◆ TASK PROMPT: Copy out the entries that follow, unchanged.

*** INPUT FOR THIS TASK

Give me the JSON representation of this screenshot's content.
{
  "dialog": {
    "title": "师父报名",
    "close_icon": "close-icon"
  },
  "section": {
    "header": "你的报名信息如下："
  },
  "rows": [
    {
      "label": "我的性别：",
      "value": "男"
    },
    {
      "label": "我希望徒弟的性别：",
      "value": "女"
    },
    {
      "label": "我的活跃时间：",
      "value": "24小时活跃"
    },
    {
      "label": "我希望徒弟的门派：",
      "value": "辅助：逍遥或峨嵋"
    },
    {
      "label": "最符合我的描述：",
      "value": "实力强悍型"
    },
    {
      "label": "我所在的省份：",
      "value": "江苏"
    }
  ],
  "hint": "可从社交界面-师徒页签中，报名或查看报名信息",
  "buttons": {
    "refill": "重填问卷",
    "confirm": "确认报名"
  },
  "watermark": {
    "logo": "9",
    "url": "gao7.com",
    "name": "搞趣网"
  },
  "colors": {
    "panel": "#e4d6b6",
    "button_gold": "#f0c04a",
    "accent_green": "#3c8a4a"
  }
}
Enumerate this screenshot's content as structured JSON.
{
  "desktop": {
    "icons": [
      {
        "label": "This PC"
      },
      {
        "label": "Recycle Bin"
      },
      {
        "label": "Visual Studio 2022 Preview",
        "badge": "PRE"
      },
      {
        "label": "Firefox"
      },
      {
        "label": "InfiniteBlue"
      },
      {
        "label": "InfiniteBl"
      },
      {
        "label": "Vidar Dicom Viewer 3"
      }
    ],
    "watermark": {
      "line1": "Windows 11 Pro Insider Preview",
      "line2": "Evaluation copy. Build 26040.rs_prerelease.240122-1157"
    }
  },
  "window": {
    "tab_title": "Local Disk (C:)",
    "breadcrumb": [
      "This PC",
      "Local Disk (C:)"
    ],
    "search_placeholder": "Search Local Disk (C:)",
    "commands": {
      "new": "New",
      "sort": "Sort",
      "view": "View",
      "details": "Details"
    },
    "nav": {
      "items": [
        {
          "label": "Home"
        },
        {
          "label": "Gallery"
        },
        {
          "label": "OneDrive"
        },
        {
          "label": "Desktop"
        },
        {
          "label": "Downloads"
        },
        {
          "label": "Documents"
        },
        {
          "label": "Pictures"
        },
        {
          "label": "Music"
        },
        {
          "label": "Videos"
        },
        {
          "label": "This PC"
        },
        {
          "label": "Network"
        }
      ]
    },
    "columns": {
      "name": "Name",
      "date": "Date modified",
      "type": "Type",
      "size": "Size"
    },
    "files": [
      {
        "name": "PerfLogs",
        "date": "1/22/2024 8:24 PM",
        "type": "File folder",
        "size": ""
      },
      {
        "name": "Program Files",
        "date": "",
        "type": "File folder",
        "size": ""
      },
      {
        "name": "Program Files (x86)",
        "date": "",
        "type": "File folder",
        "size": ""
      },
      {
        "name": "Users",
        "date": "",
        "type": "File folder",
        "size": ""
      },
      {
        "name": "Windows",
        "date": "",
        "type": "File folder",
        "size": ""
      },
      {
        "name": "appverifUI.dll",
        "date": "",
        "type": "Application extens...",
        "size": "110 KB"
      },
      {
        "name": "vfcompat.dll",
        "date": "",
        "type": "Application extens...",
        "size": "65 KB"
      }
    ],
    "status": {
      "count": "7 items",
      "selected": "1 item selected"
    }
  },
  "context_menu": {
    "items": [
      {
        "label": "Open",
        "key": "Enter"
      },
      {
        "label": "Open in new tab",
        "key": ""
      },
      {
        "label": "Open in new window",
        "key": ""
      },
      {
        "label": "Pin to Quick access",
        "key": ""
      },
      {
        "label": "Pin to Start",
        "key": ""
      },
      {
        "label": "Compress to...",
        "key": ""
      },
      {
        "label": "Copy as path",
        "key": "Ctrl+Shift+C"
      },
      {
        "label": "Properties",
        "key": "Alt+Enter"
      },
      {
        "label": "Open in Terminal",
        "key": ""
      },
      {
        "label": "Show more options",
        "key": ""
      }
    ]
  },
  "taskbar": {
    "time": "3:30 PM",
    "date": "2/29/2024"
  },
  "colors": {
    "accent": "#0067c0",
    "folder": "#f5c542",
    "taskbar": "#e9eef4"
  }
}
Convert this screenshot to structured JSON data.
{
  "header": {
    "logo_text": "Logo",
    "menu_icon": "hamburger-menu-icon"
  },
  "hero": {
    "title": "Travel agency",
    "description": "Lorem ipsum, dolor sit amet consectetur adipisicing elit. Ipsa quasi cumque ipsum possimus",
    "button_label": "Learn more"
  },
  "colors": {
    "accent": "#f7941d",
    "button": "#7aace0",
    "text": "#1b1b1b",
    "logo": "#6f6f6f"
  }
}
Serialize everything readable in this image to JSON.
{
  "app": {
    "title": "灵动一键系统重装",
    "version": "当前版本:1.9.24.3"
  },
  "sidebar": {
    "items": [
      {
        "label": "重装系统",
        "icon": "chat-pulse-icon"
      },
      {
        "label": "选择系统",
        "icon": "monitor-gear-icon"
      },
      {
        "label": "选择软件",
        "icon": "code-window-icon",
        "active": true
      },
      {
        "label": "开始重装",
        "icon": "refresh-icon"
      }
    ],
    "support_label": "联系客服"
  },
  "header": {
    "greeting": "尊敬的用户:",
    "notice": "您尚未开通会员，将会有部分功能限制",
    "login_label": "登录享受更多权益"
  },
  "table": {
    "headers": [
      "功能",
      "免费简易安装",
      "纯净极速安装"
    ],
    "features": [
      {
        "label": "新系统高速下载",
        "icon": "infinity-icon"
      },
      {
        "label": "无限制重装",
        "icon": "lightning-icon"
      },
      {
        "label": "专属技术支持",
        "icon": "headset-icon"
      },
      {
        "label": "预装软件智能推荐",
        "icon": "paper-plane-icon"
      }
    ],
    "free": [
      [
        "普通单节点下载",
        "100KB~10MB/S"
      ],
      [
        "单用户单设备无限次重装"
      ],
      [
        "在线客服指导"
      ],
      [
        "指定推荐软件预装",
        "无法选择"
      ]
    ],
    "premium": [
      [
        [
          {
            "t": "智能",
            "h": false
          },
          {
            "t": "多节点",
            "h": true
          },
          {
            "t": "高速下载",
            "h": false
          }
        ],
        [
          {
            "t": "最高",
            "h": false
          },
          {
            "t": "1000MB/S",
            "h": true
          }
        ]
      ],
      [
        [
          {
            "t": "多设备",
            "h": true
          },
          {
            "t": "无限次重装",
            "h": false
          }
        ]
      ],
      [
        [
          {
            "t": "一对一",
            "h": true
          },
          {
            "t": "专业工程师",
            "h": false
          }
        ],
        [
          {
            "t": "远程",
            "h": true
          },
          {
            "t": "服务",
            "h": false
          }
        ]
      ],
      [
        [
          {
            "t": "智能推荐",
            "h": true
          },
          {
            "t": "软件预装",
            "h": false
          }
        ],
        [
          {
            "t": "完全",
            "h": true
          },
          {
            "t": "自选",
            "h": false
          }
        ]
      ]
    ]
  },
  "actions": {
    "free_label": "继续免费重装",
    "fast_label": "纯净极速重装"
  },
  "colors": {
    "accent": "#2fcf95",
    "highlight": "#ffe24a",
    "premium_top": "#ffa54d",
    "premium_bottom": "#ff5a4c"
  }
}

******

◆ OUTPUT FOR THIS TASK:
Give me the JSON representation of this screenshot's content.
{
  "dialog": {
    "title": "师父报名",
    "close_icon": "close-icon"
  },
  "section": {
    "header": "你的报名信息如下："
  },
  "rows": [
    {
      "label": "我的性别：",
      "value": "男"
    },
    {
      "label": "我希望徒弟的性别：",
      "value": "女"
    },
    {
      "label": "我的活跃时间：",
      "value": "24小时活跃"
    },
    {
      "label": "我希望徒弟的门派：",
      "value": "辅助：逍遥或峨嵋"
    },
    {
      "label": "最符合我的描述：",
      "value": "实力强悍型"
    },
    {
      "label": "我所在的省份：",
      "value": "江苏"
    }
  ],
  "hint": "可从社交界面-师徒页签中，报名或查看报名信息",
  "buttons": {
    "refill": "重填问卷",
    "confirm": "确认报名"
  },
  "watermark": {
    "logo": "9",
    "url": "gao7.com",
    "name": "搞趣网"
  },
  "colors": {
    "panel": "#e4d6b6",
    "button_gold": "#f0c04a",
    "accent_green": "#3c8a4a"
  }
}
Enumerate this screenshot's content as structured JSON.
{
  "desktop": {
    "icons": [
      {
        "label": "This PC"
      },
      {
        "label": "Recycle Bin"
      },
      {
        "label": "Visual Studio 2022 Preview",
        "badge": "PRE"
      },
      {
        "label": "Firefox"
      },
      {
        "label": "InfiniteBlue"
      },
      {
        "label": "InfiniteBl"
      },
      {
        "label": "Vidar Dicom Viewer 3"
      }
    ],
    "watermark": {
      "line1": "Windows 11 Pro Insider Preview",
      "line2": "Evaluation copy. Build 26040.rs_prerelease.240122-1157"
    }
  },
  "window": {
    "tab_title": "Local Disk (C:)",
    "breadcrumb": [
      "This PC",
      "Local Disk (C:)"
    ],
    "search_placeholder": "Search Local Disk (C:)",
    "commands": {
      "new": "New",
      "sort": "Sort",
      "view": "View",
      "details": "Details"
    },
    "nav": {
      "items": [
        {
          "label": "Home"
        },
        {
          "label": "Gallery"
        },
        {
          "label": "OneDrive"
        },
        {
          "label": "Desktop"
        },
        {
          "label": "Downloads"
        },
        {
          "label": "Documents"
        },
        {
          "label": "Pictures"
        },
        {
          "label": "Music"
        },
        {
          "label": "Videos"
        },
        {
          "label": "This PC"
        },
        {
          "label": "Network"
        }
      ]
    },
    "columns": {
      "name": "Name",
      "date": "Date modified",
      "type": "Type",
      "size": "Size"
    },
    "files": [
      {
        "name": "PerfLogs",
        "date": "1/22/2024 8:24 PM",
        "type": "File folder",
        "size": ""
      },
      {
        "name": "Program Files",
        "date": "",
        "type": "File folder",
        "size": ""
      },
      {
        "name": "Program Files (x86)",
        "date": "",
        "type": "File folder",
        "size": ""
      },
      {
        "name": "Users",
        "date": "",
        "type": "File folder",
        "size": ""
      },
      {
        "name": "Windows",
        "date": "",
        "type": "File folder",
        "size": ""
      },
      {
        "name": "appverifUI.dll",
        "date": "",
        "type": "Application extens...",
        "size": "110 KB"
      },
      {
        "name": "vfcompat.dll",
        "date": "",
        "type": "Application extens...",
        "size": "65 KB"
      }
    ],
    "status": {
      "count": "7 items",
      "selected": "1 item selected"
    }
  },
  "context_menu": {
    "items": [
      {
        "label": "Open",
        "key": "Enter"
      },
      {
        "label": "Open in new tab",
        "key": ""
      },
      {
        "label": "Open in new window",
        "key": ""
      },
      {
        "label": "Pin to Quick access",
        "key": ""
      },
      {
        "label": "Pin to Start",
        "key": ""
      },
      {
        "label": "Compress to...",
        "key": ""
      },
      {
        "label": "Copy as path",
        "key": "Ctrl+Shift+C"
      },
      {
        "label": "Properties",
        "key": "Alt+Enter"
      },
      {
        "label": "Open in Terminal",
        "key": ""
      },
      {
        "label": "Show more options",
        "key": ""
      }
    ]
  },
  "taskbar": {
    "time": "3:30 PM",
    "date": "2/29/2024"
  },
  "colors": {
    "accent": "#0067c0",
    "folder": "#f5c542",
    "taskbar": "#e9eef4"
  }
}
Convert this screenshot to structured JSON data.
{
  "header": {
    "logo_text": "Logo",
    "menu_icon": "hamburger-menu-icon"
  },
  "hero": {
    "title": "Travel agency",
    "description": "Lorem ipsum, dolor sit amet consectetur adipisicing elit. Ipsa quasi cumque ipsum possimus",
    "button_label": "Learn more"
  },
  "colors": {
    "accent": "#f7941d",
    "button": "#7aace0",
    "text": "#1b1b1b",
    "logo": "#6f6f6f"
  }
}
Serialize everything readable in this image to JSON.
{
  "app": {
    "title": "灵动一键系统重装",
    "version": "当前版本:1.9.24.3"
  },
  "sidebar": {
    "items": [
      {
        "label": "重装系统",
        "icon": "chat-pulse-icon"
      },
      {
        "label": "选择系统",
        "icon": "monitor-gear-icon"
      },
      {
        "label": "选择软件",
        "icon": "code-window-icon",
        "active": true
      },
      {
        "label": "开始重装",
        "icon": "refresh-icon"
      }
    ],
    "support_label": "联系客服"
  },
  "header": {
    "greeting": "尊敬的用户:",
    "notice": "您尚未开通会员，将会有部分功能限制",
    "login_label": "登录享受更多权益"
  },
  "table": {
    "headers": [
      "功能",
      "免费简易安装",
      "纯净极速安装"
    ],
    "features": [
      {
        "label": "新系统高速下载",
        "icon": "infinity-icon"
      },
      {
        "label": "无限制重装",
        "icon": "lightning-icon"
      },
      {
        "label": "专属技术支持",
        "icon": "headset-icon"
      },
      {
        "label": "预装软件智能推荐",
        "icon": "paper-plane-icon"
      }
    ],
    "free": [
      [
        "普通单节点下载",
        "100KB~10MB/S"
      ],
      [
        "单用户单设备无限次重装"
      ],
      [
        "在线客服指导"
      ],
      [
        "指定推荐软件预装",
        "无法选择"
      ]
    ],
    "premium": [
      [
        [
          {
            "t": "智能",
            "h": false
          },
          {
            "t": "多节点",
            "h": true
          },
          {
            "t": "高速下载",
            "h": false
          }
        ],
        [
          {
            "t": "最高",
            "h": false
          },
          {
            "t": "1000MB/S",
            "h": true
          }
        ]
      ],
      [
        [
          {
            "t": "多设备",
            "h": true
          },
          {
            "t": "无限次重装",
            "h": false
          }
        ]
      ],
      [
        [
          {
            "t": "一对一",
            "h": true
          },
          {
            "t": "专业工程师",
            "h": false
          }
        ],
        [
          {
            "t": "远程",
            "h": true
          },
          {
            "t": "服务",
            "h": false
          }
        ]
      ],
      [
        [
          {
            "t": "智能推荐",
            "h": true
          },
          {
            "t": "软件预装",
            "h": false
          }
        ],
        [
          {
            "t": "完全",
            "h": true
          },
          {
            "t": "自选",
            "h": false
          }
        ]
      ]
    ]
  },
  "actions": {
    "free_label": "继续免费重装",
    "fast_label": "纯净极速重装"
  },
  "colors": {
    "accent": "#2fcf95",
    "highlight": "#ffe24a",
    "premium_top": "#ffa54d",
    "premium_bottom": "#ff5a4c"
  }
}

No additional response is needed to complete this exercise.